The U.S. Marshals announced last week that it located 21 missing Iowa children and directly recovered seven children as part of a joint operation with federal, state and local agencies dubbed Operation Homecoming.
In conjunction with the National Center for Missing and Exploited Children and the Iowa Division of Criminal Investigation’s Missing Persons Clearinghouse, both the northern and southern districts of Iowa worked to find the children who were between the ages of 4 and 17.
A press release from the U.S. Marshals Service said some of the children are part of the “most at-risk and challenging recovery cases in the area, based on indications of high-risk factors such as exposure to narcotics, child exploitation, physical or sexual abuse, and medical or mental health conditions.”
The operation led law enforcement to locate missing Iowa children in Arizona, Nebraska, Minnesota, Florida, Mississippi, Tennessee, Illinois, Ohio and Indiana.
“The operation also resulted in the arrests of two individuals, the seizure of illegal narcotics, the seizure of two firearms, and four independent human trafficking investigations, which have been referred to the appropriate investigative agencies for further valuation,” the release stated.
Iowa U.S. Marshals are still searching for 15-year-old Fredrick Workman who was last seen in Des Moines in August 2013. The agency is offering a reward of $5,000 for information leading to his location.
“The goal of our involvement with missing child cases is not only to safely recover Iowa’s missing children, but also to aid our local and state partners who work these cases daily,” said Deputy U.S. Marshal Scott Cannon, Missing Child Investigations Coordinator for the Southern District of Iowa. “The Marshals Service is uniquely suited to provide assistance based on our expertise as the premier agency in tracking fugitives. We can use some of the same skill sets in recovering missing children as we use during fugitive investigations.”

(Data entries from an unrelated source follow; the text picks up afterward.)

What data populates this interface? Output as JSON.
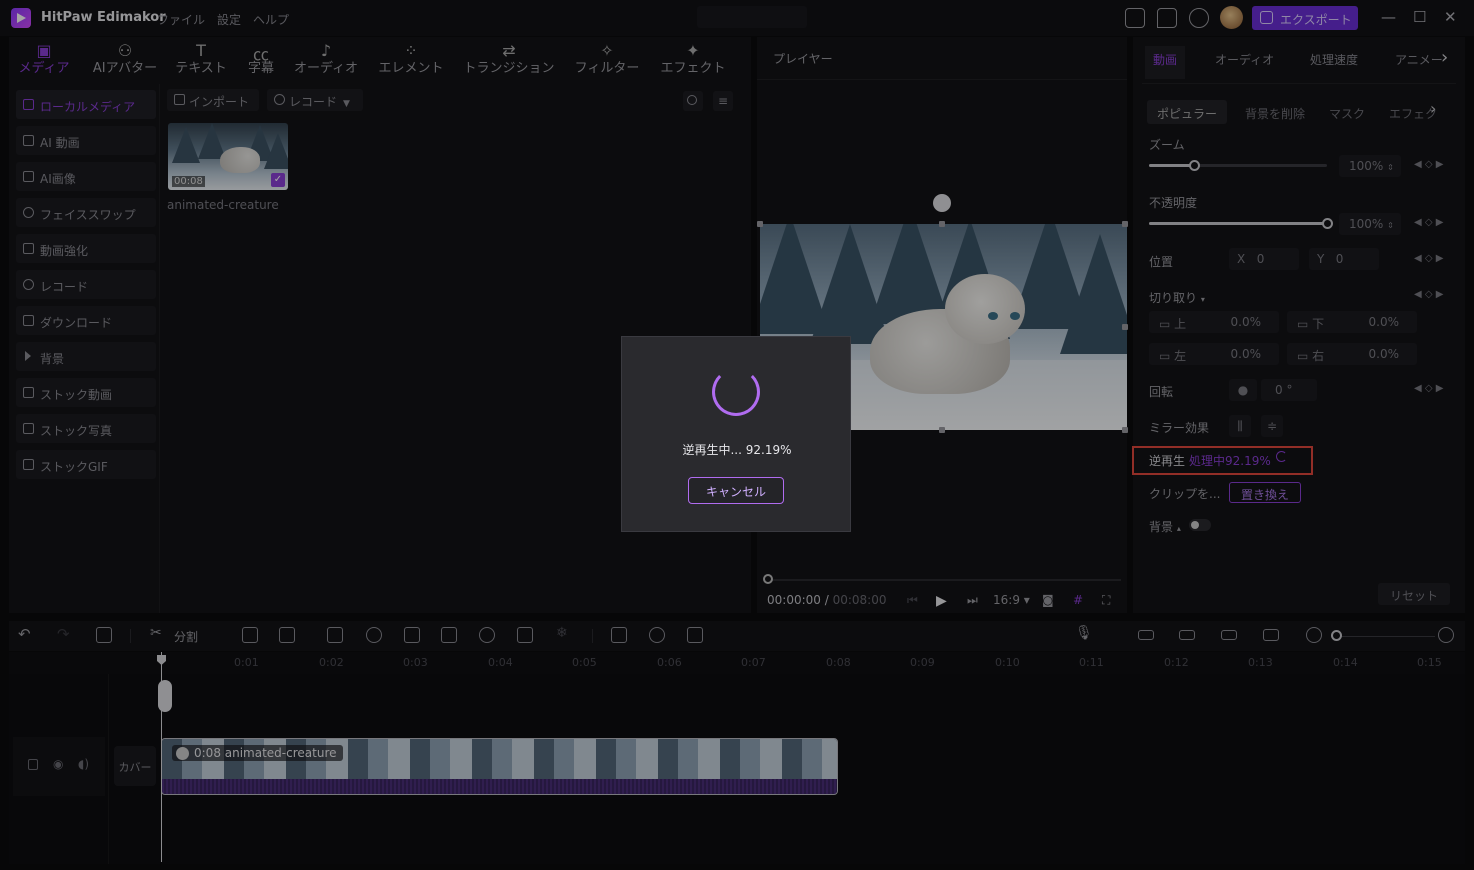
{
  "app": {
    "title": "HitPaw Edimakor",
    "menus": [
      "ファイル",
      "設定",
      "ヘルプ"
    ],
    "export_label": "エクスポート"
  },
  "media_tabs": [
    {
      "label": "メディア",
      "icon": "media-icon",
      "active": true
    },
    {
      "label": "AIアバター",
      "icon": "ai-avatar-icon"
    },
    {
      "label": "テキスト",
      "icon": "text-icon"
    },
    {
      "label": "字幕",
      "icon": "subtitle-icon"
    },
    {
      "label": "オーディオ",
      "icon": "audio-icon"
    },
    {
      "label": "エレメント",
      "icon": "element-icon"
    },
    {
      "label": "トランジション",
      "icon": "transition-icon"
    },
    {
      "label": "フィルター",
      "icon": "filter-icon"
    },
    {
      "label": "エフェクト",
      "icon": "effect-icon"
    }
  ],
  "sidebar": [
    {
      "label": "ローカルメディア",
      "active": true
    },
    {
      "label": "AI 動画"
    },
    {
      "label": "AI画像"
    },
    {
      "label": "フェイススワップ"
    },
    {
      "label": "動画強化"
    },
    {
      "label": "レコード"
    },
    {
      "label": "ダウンロード"
    },
    {
      "label": "背景"
    },
    {
      "label": "ストック動画"
    },
    {
      "label": "ストック写真"
    },
    {
      "label": "ストックGIF"
    }
  ],
  "media_toolbar": {
    "import_label": "インポート",
    "record_label": "レコード"
  },
  "media_item": {
    "name": "animated-creature",
    "duration": "00:08"
  },
  "player": {
    "title": "プレイヤー",
    "current_time": "00:00:00",
    "total_time": "00:08:00",
    "ratio": "16:9"
  },
  "right_panel": {
    "tabs": [
      "動画",
      "オーディオ",
      "処理速度",
      "アニメー"
    ],
    "subtabs": [
      "ポピュラー",
      "背景を削除",
      "マスク",
      "エフェク"
    ],
    "zoom_label": "ズーム",
    "zoom_value": "100%",
    "zoom_level": 0.25,
    "opacity_label": "不透明度",
    "opacity_value": "100%",
    "opacity_level": 1.0,
    "position_label": "位置",
    "pos_x_label": "X",
    "pos_x": "0",
    "pos_y_label": "Y",
    "pos_y": "0",
    "crop_label": "切り取り",
    "crop_top_label": "上",
    "crop_top": "0.0%",
    "crop_bottom_label": "下",
    "crop_bottom": "0.0%",
    "crop_left_label": "左",
    "crop_left": "0.0%",
    "crop_right_label": "右",
    "crop_right": "0.0%",
    "rotate_label": "回転",
    "rotate_value": "0",
    "rotate_unit": "°",
    "mirror_label": "ミラー効果",
    "reverse_label": "逆再生",
    "reverse_status": "処理中92.19%",
    "clip_label": "クリップを...",
    "replace_label": "置き換え",
    "background_label": "背景",
    "reset_label": "リセット"
  },
  "timeline": {
    "split_label": "分割",
    "ticks": [
      "0:01",
      "0:02",
      "0:03",
      "0:04",
      "0:05",
      "0:06",
      "0:07",
      "0:08",
      "0:09",
      "0:10",
      "0:11",
      "0:12",
      "0:13",
      "0:14",
      "0:15"
    ],
    "cover_label": "カバー",
    "clip_label": "0:08 animated-creature"
  },
  "dialog": {
    "progress_text": "逆再生中... 92.19%",
    "cancel_label": "キャンセル"
  },
  "colors": {
    "accent": "#8a3fd6",
    "highlight_box": "#e0483c"
  }
}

Since 2015, the service has worked to investigate, locate and recover critically missing minors. The passage of the Justice for Victims of Trafficking Act granted the U.S. Marshal Service the authority to provide support to local law enforcement in locating and recovering missing children. Since the act was passed in 2015, the service has helped find over 1,750 missing children.
Earlier this month, over two dozen missing children were found in Texas following a weeks-long operation conducted through a joint effort between local and federal law enforcement.
Called “Operation Missing in the Metroplex,” 31 children were located by the U.S. Marshals Service, Homeland Security Investigations, and police departments in Grand Prairie, Arlington, Fort Worth, and Dallas, NBC DFW reported.
“Human trafficking is something that we take seriously, that all of our agencies take seriously,” said Dallas Police Chief Eddie Garcia. “As a father of three kids I tell you what, it’s incredibly heart-wrenching to see not only these young lives being traumatized but how they got here to begin with.”